As someone who is working on an alternative energy project, I find that I will go with whatever works at whatever the cost. I can reduce the price later.
I agree with Cabe,
While I am aware of energy harvesting products, it still comes down to the issue of cost or cost return with use. The solar installations I have seen still intail a fair amount of care and feeding to keep them operating at peak efficiency.
I have seen some interesting products advertised, but I have yet to see an objective installation with good data provided after each month of use.
The marketing information is mostly propaganda with unrealistic claims and unverified ROI.
So if you want more people to transition to energy harvesting products, I suggest that you put up engineering models with engineers living in them with the freedom to report their experience each day based upon real use. Until you can win over engineers, the rest of the population, other than those that feel they have to have it, need to see real data over time.
Remember, this is all new. People hate change. You have to entice them in with real results, not salesmanship.
Just my Opinion,

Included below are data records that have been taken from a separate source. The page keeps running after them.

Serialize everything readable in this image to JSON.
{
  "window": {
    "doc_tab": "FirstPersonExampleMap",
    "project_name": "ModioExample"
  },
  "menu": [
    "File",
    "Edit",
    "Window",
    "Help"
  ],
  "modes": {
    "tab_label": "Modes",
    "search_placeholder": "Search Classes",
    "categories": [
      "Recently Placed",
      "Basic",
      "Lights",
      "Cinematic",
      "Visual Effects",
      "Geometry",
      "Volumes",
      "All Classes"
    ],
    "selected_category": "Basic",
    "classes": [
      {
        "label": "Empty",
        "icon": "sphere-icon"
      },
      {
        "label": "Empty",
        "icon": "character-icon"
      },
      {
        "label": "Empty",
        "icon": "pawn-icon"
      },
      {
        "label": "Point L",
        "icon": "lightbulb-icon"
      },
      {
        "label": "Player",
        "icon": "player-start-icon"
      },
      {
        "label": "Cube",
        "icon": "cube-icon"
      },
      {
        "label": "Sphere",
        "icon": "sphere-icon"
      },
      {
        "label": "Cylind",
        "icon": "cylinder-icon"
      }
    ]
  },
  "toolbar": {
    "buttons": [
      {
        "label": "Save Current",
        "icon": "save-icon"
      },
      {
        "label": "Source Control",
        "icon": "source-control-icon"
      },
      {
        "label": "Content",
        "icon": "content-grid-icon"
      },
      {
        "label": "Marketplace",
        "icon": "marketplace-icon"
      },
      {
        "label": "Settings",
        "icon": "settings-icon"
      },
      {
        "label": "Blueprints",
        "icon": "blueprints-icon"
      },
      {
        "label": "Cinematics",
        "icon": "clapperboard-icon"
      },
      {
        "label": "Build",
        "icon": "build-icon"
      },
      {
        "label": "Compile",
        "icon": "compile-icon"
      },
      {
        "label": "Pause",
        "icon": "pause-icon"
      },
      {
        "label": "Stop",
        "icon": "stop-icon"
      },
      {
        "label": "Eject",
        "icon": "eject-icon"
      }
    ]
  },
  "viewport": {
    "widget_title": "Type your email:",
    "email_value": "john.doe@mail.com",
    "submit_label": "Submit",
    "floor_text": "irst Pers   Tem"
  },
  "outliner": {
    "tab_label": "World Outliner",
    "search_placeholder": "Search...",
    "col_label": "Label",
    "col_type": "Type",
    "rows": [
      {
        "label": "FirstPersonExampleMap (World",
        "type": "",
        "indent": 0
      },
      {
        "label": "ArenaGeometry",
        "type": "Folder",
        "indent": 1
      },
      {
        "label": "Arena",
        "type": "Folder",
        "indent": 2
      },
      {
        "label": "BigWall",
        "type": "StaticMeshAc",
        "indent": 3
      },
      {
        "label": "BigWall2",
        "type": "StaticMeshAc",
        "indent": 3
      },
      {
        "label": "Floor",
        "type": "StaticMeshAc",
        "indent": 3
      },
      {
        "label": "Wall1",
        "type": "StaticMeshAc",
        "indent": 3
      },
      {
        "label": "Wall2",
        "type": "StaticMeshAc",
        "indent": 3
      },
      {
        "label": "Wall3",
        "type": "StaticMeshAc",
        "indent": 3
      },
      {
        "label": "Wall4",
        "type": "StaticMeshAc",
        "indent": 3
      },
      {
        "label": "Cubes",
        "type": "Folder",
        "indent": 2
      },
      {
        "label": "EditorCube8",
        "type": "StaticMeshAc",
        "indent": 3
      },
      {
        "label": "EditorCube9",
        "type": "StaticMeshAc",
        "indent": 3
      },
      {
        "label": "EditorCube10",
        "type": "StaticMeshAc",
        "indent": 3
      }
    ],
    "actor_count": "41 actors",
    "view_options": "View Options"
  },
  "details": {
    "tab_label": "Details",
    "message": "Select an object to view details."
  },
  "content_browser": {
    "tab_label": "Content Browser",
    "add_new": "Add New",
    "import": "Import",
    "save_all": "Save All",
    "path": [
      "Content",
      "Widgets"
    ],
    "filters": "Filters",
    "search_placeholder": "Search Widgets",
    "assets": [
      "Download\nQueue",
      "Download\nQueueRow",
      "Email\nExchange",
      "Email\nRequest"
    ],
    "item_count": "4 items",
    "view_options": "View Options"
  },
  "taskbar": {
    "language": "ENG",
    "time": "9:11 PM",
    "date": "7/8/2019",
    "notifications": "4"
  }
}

I agree with the point most of the Solar products are expensive but Many industries have a great deal of interest in obtaining technology that can be used to monitor the health of machinery and structures. As you can see the need for autonomous monitoring of structures has been ever-increasing in recent years so this need to be adapt by the engineering.